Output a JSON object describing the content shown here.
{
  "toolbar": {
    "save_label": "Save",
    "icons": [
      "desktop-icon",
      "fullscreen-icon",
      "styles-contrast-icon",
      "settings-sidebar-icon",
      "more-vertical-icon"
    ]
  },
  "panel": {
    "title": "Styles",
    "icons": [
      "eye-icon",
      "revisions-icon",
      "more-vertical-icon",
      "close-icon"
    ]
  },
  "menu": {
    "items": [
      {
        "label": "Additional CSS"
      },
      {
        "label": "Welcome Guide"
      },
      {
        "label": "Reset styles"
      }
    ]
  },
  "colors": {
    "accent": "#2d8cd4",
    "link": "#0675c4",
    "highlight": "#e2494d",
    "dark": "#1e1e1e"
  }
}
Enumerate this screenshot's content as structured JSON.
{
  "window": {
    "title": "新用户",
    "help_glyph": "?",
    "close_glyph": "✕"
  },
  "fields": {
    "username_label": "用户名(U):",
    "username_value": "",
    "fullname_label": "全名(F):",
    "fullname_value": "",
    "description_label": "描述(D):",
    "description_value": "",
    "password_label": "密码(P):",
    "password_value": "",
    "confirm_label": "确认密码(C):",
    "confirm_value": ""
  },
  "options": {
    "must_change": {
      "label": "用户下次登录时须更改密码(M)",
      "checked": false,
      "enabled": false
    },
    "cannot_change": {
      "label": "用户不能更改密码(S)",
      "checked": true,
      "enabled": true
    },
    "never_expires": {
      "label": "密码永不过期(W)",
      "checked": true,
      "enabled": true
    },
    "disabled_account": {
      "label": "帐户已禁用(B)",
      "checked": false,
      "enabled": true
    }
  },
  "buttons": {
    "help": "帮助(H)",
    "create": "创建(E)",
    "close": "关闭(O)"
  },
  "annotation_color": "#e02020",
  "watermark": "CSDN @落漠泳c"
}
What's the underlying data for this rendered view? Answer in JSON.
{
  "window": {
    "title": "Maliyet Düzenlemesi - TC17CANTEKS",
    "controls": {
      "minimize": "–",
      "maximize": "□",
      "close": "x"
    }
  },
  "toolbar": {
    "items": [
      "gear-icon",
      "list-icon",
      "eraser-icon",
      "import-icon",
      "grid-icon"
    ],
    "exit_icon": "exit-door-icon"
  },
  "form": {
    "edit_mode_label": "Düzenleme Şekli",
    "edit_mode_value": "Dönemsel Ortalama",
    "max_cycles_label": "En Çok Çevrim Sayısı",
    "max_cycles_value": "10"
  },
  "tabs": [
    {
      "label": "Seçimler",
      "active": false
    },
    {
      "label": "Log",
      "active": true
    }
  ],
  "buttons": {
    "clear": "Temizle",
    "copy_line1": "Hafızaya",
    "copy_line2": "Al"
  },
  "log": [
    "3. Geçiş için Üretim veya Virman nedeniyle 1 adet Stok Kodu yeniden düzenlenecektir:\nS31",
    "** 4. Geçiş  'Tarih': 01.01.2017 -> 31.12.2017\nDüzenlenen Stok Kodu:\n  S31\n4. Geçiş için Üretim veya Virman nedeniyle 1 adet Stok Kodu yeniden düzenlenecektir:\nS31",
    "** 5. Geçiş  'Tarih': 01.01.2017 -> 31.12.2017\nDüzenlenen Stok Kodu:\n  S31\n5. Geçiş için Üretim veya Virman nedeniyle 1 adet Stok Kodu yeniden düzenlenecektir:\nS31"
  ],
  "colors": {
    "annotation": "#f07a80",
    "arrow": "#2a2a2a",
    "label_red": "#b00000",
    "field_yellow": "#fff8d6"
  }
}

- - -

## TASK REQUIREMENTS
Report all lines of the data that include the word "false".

## EXERCISE ANSWER
      "checked": false,
      "enabled": false
      "checked": false,
      "active": false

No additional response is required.